> Your goal
The copy must match the data word for word and contain no pictures.

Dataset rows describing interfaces

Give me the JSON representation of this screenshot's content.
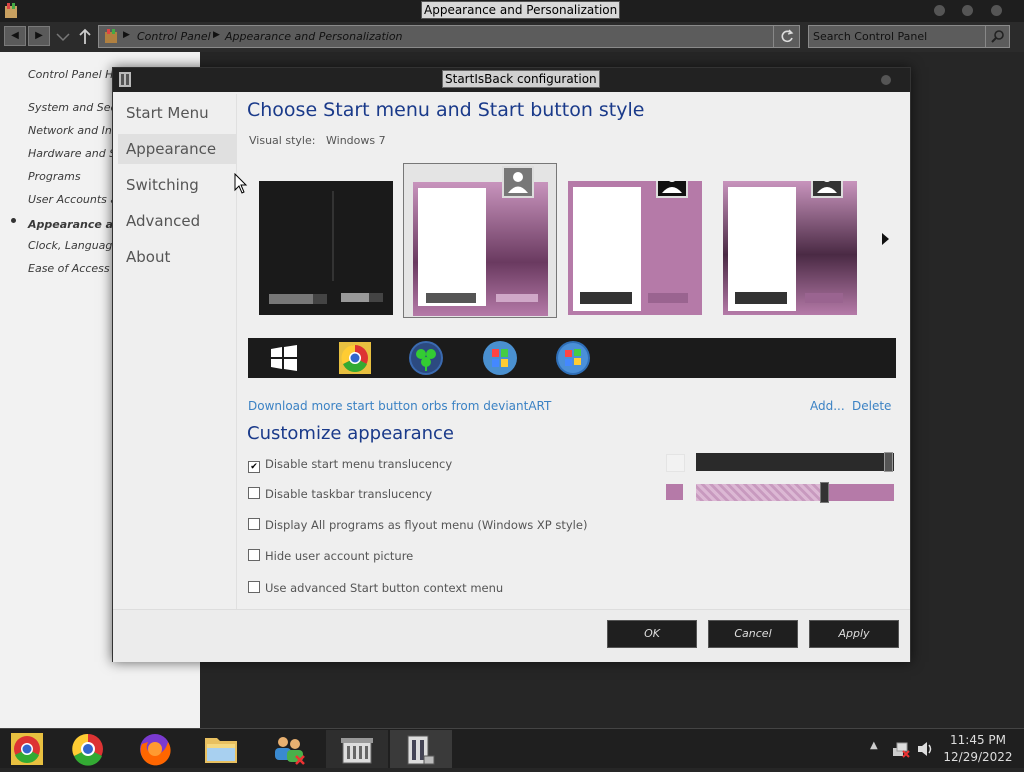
{
  "explorer": {
    "title": "Appearance and Personalization",
    "breadcrumb": [
      "Control Panel",
      "Appearance and Personalization"
    ],
    "search_placeholder": "Search Control Panel",
    "left_items": [
      "Control Panel Ho",
      "System and Secu",
      "Network and Inte",
      "Hardware and So",
      "Programs",
      "User Accounts an",
      "Appearance and",
      "Clock, Language,",
      "Ease of Access"
    ]
  },
  "dialog": {
    "title": "StartIsBack configuration",
    "nav": [
      "Start Menu",
      "Appearance",
      "Switching",
      "Advanced",
      "About"
    ],
    "selected_nav": "Appearance",
    "heading1": "Choose Start menu and Start button style",
    "visual_style_label": "Visual style:",
    "visual_style_value": "Windows 7",
    "download_link": "Download more start button orbs from deviantART",
    "add_link": "Add...",
    "delete_link": "Delete",
    "heading2": "Customize appearance",
    "options": [
      {
        "label": "Disable start menu translucency",
        "checked": true
      },
      {
        "label": "Disable taskbar translucency",
        "checked": false
      },
      {
        "label": "Display All programs as flyout menu (Windows XP style)",
        "checked": false
      },
      {
        "label": "Hide user account picture",
        "checked": false
      },
      {
        "label": "Use advanced Start button context menu",
        "checked": false
      }
    ],
    "ok_label": "OK",
    "cancel_label": "Cancel",
    "apply_label": "Apply"
  },
  "taskbar": {
    "time": "11:45 PM",
    "date": "12/29/2022"
  },
  "colors": {
    "accent_purple": "#b57aa8",
    "heading_blue": "#1a3a8a",
    "link_blue": "#3b82c4"
  }
}
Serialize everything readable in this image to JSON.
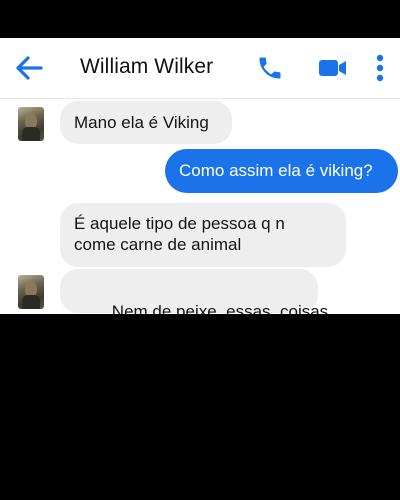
{
  "header": {
    "contact_name": "William Wilker",
    "back_icon": "arrow-left-icon",
    "call_icon": "phone-icon",
    "video_icon": "video-camera-icon",
    "more_icon": "more-vertical-icon",
    "accent_color": "#1a73e8"
  },
  "messages": [
    {
      "direction": "incoming",
      "show_avatar": true,
      "lines": [
        "Mano ela é Viking"
      ]
    },
    {
      "direction": "outgoing",
      "show_avatar": false,
      "lines": [
        "Como assim ela é viking?"
      ]
    },
    {
      "direction": "incoming",
      "show_avatar": false,
      "lines": [
        "É aquele tipo de pessoa q n",
        "come carne de animal"
      ]
    },
    {
      "direction": "incoming",
      "show_avatar": true,
      "lines": [
        "Nem de peixe, essas  coisas"
      ]
    }
  ],
  "colors": {
    "incoming_bubble": "#eeeeef",
    "outgoing_bubble": "#1a73e8",
    "letterbox": "#000000"
  }
}
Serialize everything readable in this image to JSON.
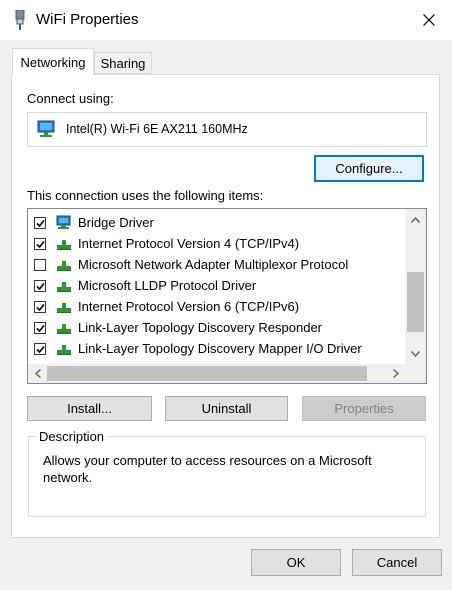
{
  "window": {
    "title": "WiFi Properties",
    "close_icon": "close-icon"
  },
  "tabs": [
    {
      "label": "Networking",
      "active": true
    },
    {
      "label": "Sharing",
      "active": false
    }
  ],
  "networking": {
    "connect_using_label": "Connect using:",
    "adapter_name": "Intel(R) Wi-Fi 6E AX211 160MHz",
    "configure_label": "Configure...",
    "items_label": "This connection uses the following items:",
    "items": [
      {
        "label": "Bridge Driver",
        "checked": true,
        "icon": "network-adapter-icon"
      },
      {
        "label": "Internet Protocol Version 4 (TCP/IPv4)",
        "checked": true,
        "icon": "protocol-icon"
      },
      {
        "label": "Microsoft Network Adapter Multiplexor Protocol",
        "checked": false,
        "icon": "protocol-icon"
      },
      {
        "label": "Microsoft LLDP Protocol Driver",
        "checked": true,
        "icon": "protocol-icon"
      },
      {
        "label": "Internet Protocol Version 6 (TCP/IPv6)",
        "checked": true,
        "icon": "protocol-icon"
      },
      {
        "label": "Link-Layer Topology Discovery Responder",
        "checked": true,
        "icon": "protocol-icon"
      },
      {
        "label": "Link-Layer Topology Discovery Mapper I/O Driver",
        "checked": true,
        "icon": "protocol-icon"
      }
    ],
    "install_label": "Install...",
    "uninstall_label": "Uninstall",
    "properties_label": "Properties",
    "description_title": "Description",
    "description_text": "Allows your computer to access resources on a Microsoft network."
  },
  "footer": {
    "ok_label": "OK",
    "cancel_label": "Cancel"
  },
  "colors": {
    "accent": "#0078d7",
    "protocol_icon": "#2e9a2e",
    "adapter_icon": "#1e7fd1"
  }
}
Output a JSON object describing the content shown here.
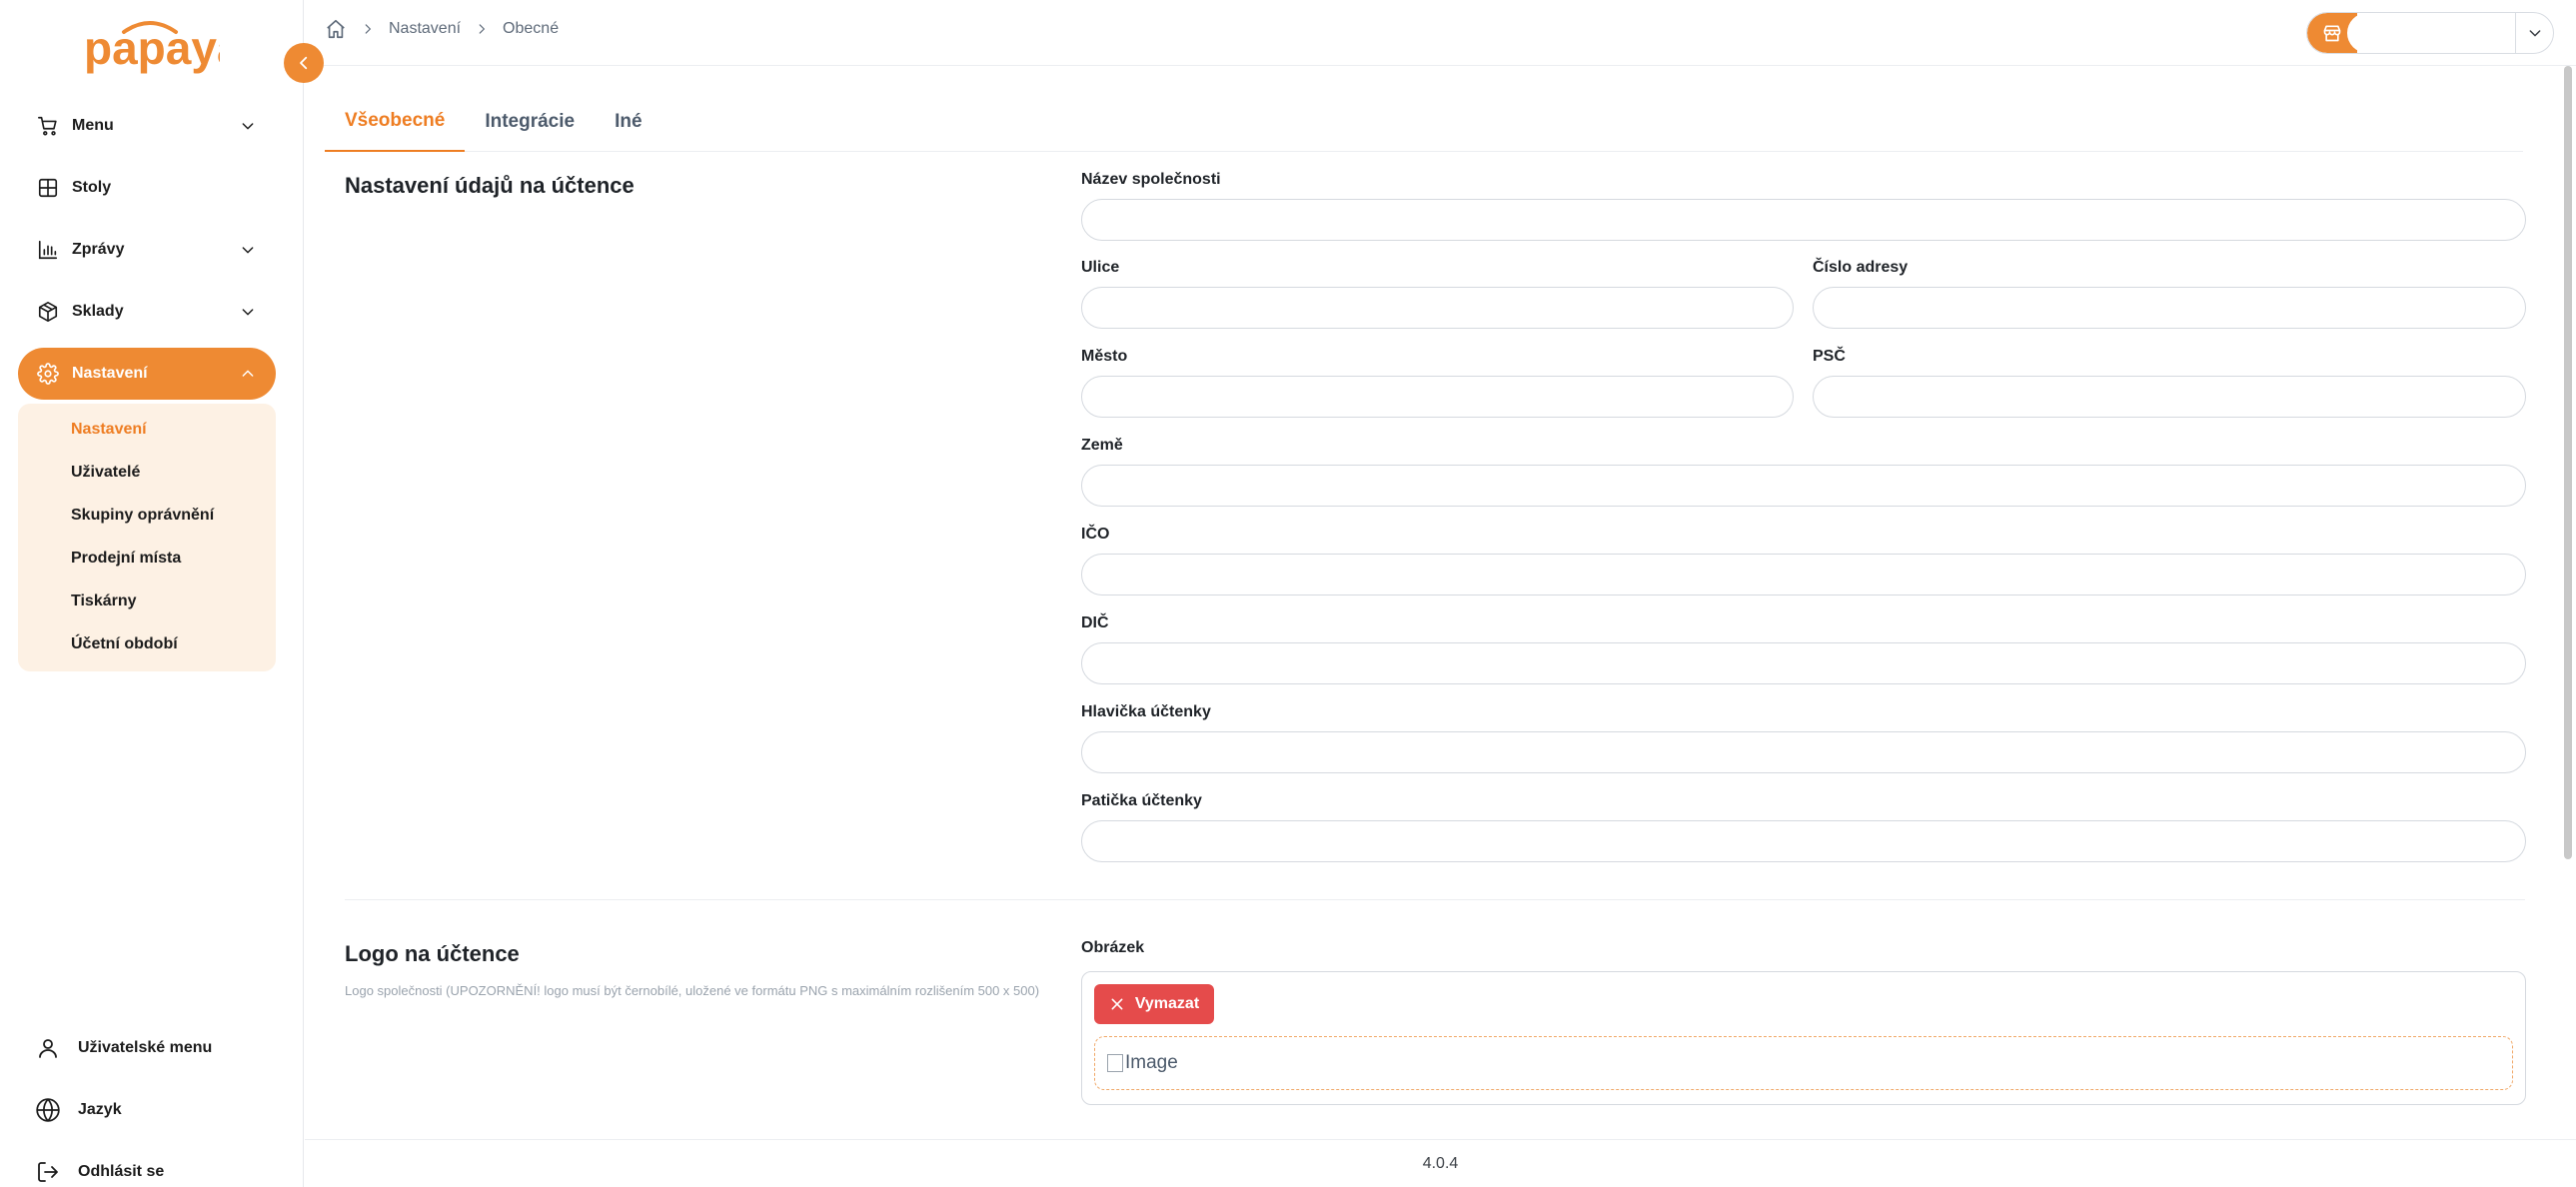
{
  "brand": {
    "logo_text": "papaya",
    "accent": "#ee8a33"
  },
  "sidebar": {
    "items": [
      {
        "label": "Menu",
        "icon": "cart-icon",
        "has_chevron": true
      },
      {
        "label": "Stoly",
        "icon": "table-grid-icon",
        "has_chevron": false
      },
      {
        "label": "Zprávy",
        "icon": "bar-chart-icon",
        "has_chevron": true
      },
      {
        "label": "Sklady",
        "icon": "box-icon",
        "has_chevron": true
      },
      {
        "label": "Nastavení",
        "icon": "gear-icon",
        "has_chevron": true,
        "expanded": true
      }
    ],
    "submenu": [
      {
        "label": "Nastavení",
        "active": true
      },
      {
        "label": "Uživatelé"
      },
      {
        "label": "Skupiny oprávnění"
      },
      {
        "label": "Prodejní místa"
      },
      {
        "label": "Tiskárny"
      },
      {
        "label": "Účetní období"
      }
    ],
    "bottom": [
      {
        "label": "Uživatelské menu",
        "icon": "user-icon"
      },
      {
        "label": "Jazyk",
        "icon": "globe-icon"
      },
      {
        "label": "Odhlásit se",
        "icon": "logout-icon"
      }
    ]
  },
  "breadcrumb": {
    "items": [
      "Nastavení",
      "Obecné"
    ]
  },
  "shop_select": {
    "value": ""
  },
  "tabs": [
    {
      "label": "Všeobecné",
      "active": true
    },
    {
      "label": "Integrácie"
    },
    {
      "label": "Iné"
    }
  ],
  "receipt_section": {
    "title": "Nastavení údajů na účtence",
    "fields": {
      "company_name": {
        "label": "Název společnosti",
        "value": ""
      },
      "street": {
        "label": "Ulice",
        "value": ""
      },
      "address_number": {
        "label": "Číslo adresy",
        "value": ""
      },
      "city": {
        "label": "Město",
        "value": ""
      },
      "zip": {
        "label": "PSČ",
        "value": ""
      },
      "country": {
        "label": "Země",
        "value": ""
      },
      "ico": {
        "label": "IČO",
        "value": ""
      },
      "dic": {
        "label": "DIČ",
        "value": ""
      },
      "header": {
        "label": "Hlavička účtenky",
        "value": ""
      },
      "footer": {
        "label": "Patička účtenky",
        "value": ""
      }
    }
  },
  "logo_section": {
    "title": "Logo na účtence",
    "description": "Logo společnosti (UPOZORNĚNÍ! logo musí být černobílé, uložené ve formátu PNG s maximálním rozlišením 500 x 500)",
    "image_label": "Obrázek",
    "delete_label": "Vymazat",
    "image_alt": "Image"
  },
  "footer": {
    "version": "4.0.4"
  }
}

> Task result
Give me the JSON representation of this screenshot's content.
{
  "explorer": {
    "title": "Appearance and Personalization",
    "breadcrumb": [
      "Control Panel",
      "Appearance and Personalization"
    ],
    "search_placeholder": "Search Control Panel",
    "left_items": [
      "Control Panel Ho",
      "System and Secu",
      "Network and Inte",
      "Hardware and So",
      "Programs",
      "User Accounts an",
      "Appearance and",
      "Clock, Language,",
      "Ease of Access"
    ]
  },
  "dialog": {
    "title": "StartIsBack configuration",
    "nav": [
      "Start Menu",
      "Appearance",
      "Switching",
      "Advanced",
      "About"
    ],
    "selected_nav": "Appearance",
    "heading1": "Choose Start menu and Start button style",
    "visual_style_label": "Visual style:",
    "visual_style_value": "Windows 7",
    "download_link": "Download more start button orbs from deviantART",
    "add_link": "Add...",
    "delete_link": "Delete",
    "heading2": "Customize appearance",
    "options": [
      {
        "label": "Disable start menu translucency",
        "checked": true
      },
      {
        "label": "Disable taskbar translucency",
        "checked": false
      },
      {
        "label": "Display All programs as flyout menu (Windows XP style)",
        "checked": false
      },
      {
        "label": "Hide user account picture",
        "checked": false
      },
      {
        "label": "Use advanced Start button context menu",
        "checked": false
      }
    ],
    "ok_label": "OK",
    "cancel_label": "Cancel",
    "apply_label": "Apply"
  },
  "taskbar": {
    "time": "11:45 PM",
    "date": "12/29/2022"
  },
  "colors": {
    "accent_purple": "#b57aa8",
    "heading_blue": "#1a3a8a",
    "link_blue": "#3b82c4"
  }
}
Serialize everything readable in this image to JSON.
{
  "header": {
    "contact_name": "William Wilker",
    "back_icon": "arrow-left-icon",
    "call_icon": "phone-icon",
    "video_icon": "video-camera-icon",
    "more_icon": "more-vertical-icon",
    "accent_color": "#1a73e8"
  },
  "messages": [
    {
      "direction": "incoming",
      "show_avatar": true,
      "lines": [
        "Mano ela é Viking"
      ]
    },
    {
      "direction": "outgoing",
      "show_avatar": false,
      "lines": [
        "Como assim ela é viking?"
      ]
    },
    {
      "direction": "incoming",
      "show_avatar": false,
      "lines": [
        "É aquele tipo de pessoa q n",
        "come carne de animal"
      ]
    },
    {
      "direction": "incoming",
      "show_avatar": true,
      "lines": [
        "Nem de peixe, essas  coisas"
      ]
    }
  ],
  "colors": {
    "incoming_bubble": "#eeeeef",
    "outgoing_bubble": "#1a73e8",
    "letterbox": "#000000"
  }
}
Serialize everything readable in this image to JSON.
{
  "window": {
    "title": "WiFi Properties",
    "close_icon": "close-icon"
  },
  "tabs": [
    {
      "label": "Networking",
      "active": true
    },
    {
      "label": "Sharing",
      "active": false
    }
  ],
  "networking": {
    "connect_using_label": "Connect using:",
    "adapter_name": "Intel(R) Wi-Fi 6E AX211 160MHz",
    "configure_label": "Configure...",
    "items_label": "This connection uses the following items:",
    "items": [
      {
        "label": "Bridge Driver",
        "checked": true,
        "icon": "network-adapter-icon"
      },
      {
        "label": "Internet Protocol Version 4 (TCP/IPv4)",
        "checked": true,
        "icon": "protocol-icon"
      },
      {
        "label": "Microsoft Network Adapter Multiplexor Protocol",
        "checked": false,
        "icon": "protocol-icon"
      },
      {
        "label": "Microsoft LLDP Protocol Driver",
        "checked": true,
        "icon": "protocol-icon"
      },
      {
        "label": "Internet Protocol Version 6 (TCP/IPv6)",
        "checked": true,
        "icon": "protocol-icon"
      },
      {
        "label": "Link-Layer Topology Discovery Responder",
        "checked": true,
        "icon": "protocol-icon"
      },
      {
        "label": "Link-Layer Topology Discovery Mapper I/O Driver",
        "checked": true,
        "icon": "protocol-icon"
      }
    ],
    "install_label": "Install...",
    "uninstall_label": "Uninstall",
    "properties_label": "Properties",
    "description_title": "Description",
    "description_text": "Allows your computer to access resources on a Microsoft network."
  },
  "footer": {
    "ok_label": "OK",
    "cancel_label": "Cancel"
  },
  "colors": {
    "accent": "#0078d7",
    "protocol_icon": "#2e9a2e",
    "adapter_icon": "#1e7fd1"
  }
}
Output a JSON object describing the content shown here.
{
  "brand": {
    "logo_text": "papaya",
    "accent": "#ee8a33"
  },
  "sidebar": {
    "items": [
      {
        "label": "Menu",
        "icon": "cart-icon",
        "has_chevron": true
      },
      {
        "label": "Stoly",
        "icon": "table-grid-icon",
        "has_chevron": false
      },
      {
        "label": "Zprávy",
        "icon": "bar-chart-icon",
        "has_chevron": true
      },
      {
        "label": "Sklady",
        "icon": "box-icon",
        "has_chevron": true
      },
      {
        "label": "Nastavení",
        "icon": "gear-icon",
        "has_chevron": true,
        "expanded": true
      }
    ],
    "submenu": [
      {
        "label": "Nastavení",
        "active": true
      },
      {
        "label": "Uživatelé"
      },
      {
        "label": "Skupiny oprávnění"
      },
      {
        "label": "Prodejní místa"
      },
      {
        "label": "Tiskárny"
      },
      {
        "label": "Účetní období"
      }
    ],
    "bottom": [
      {
        "label": "Uživatelské menu",
        "icon": "user-icon"
      },
      {
        "label": "Jazyk",
        "icon": "globe-icon"
      },
      {
        "label": "Odhlásit se",
        "icon": "logout-icon"
      }
    ]
  },
  "breadcrumb": {
    "items": [
      "Nastavení",
      "Obecné"
    ]
  },
  "shop_select": {
    "value": ""
  },
  "tabs": [
    {
      "label": "Všeobecné",
      "active": true
    },
    {
      "label": "Integrácie"
    },
    {
      "label": "Iné"
    }
  ],
  "receipt_section": {
    "title": "Nastavení údajů na účtence",
    "fields": {
      "company_name": {
        "label": "Název společnosti",
        "value": ""
      },
      "street": {
        "label": "Ulice",
        "value": ""
      },
      "address_number": {
        "label": "Číslo adresy",
        "value": ""
      },
      "city": {
        "label": "Město",
        "value": ""
      },
      "zip": {
        "label": "PSČ",
        "value": ""
      },
      "country": {
        "label": "Země",
        "value": ""
      },
      "ico": {
        "label": "IČO",
        "value": ""
      },
      "dic": {
        "label": "DIČ",
        "value": ""
      },
      "header": {
        "label": "Hlavička účtenky",
        "value": ""
      },
      "footer": {
        "label": "Patička účtenky",
        "value": ""
      }
    }
  },
  "logo_section": {
    "title": "Logo na účtence",
    "description": "Logo společnosti (UPOZORNĚNÍ! logo musí být černobílé, uložené ve formátu PNG s maximálním rozlišením 500 x 500)",
    "image_label": "Obrázek",
    "delete_label": "Vymazat",
    "image_alt": "Image"
  },
  "footer": {
    "version": "4.0.4"
  }
}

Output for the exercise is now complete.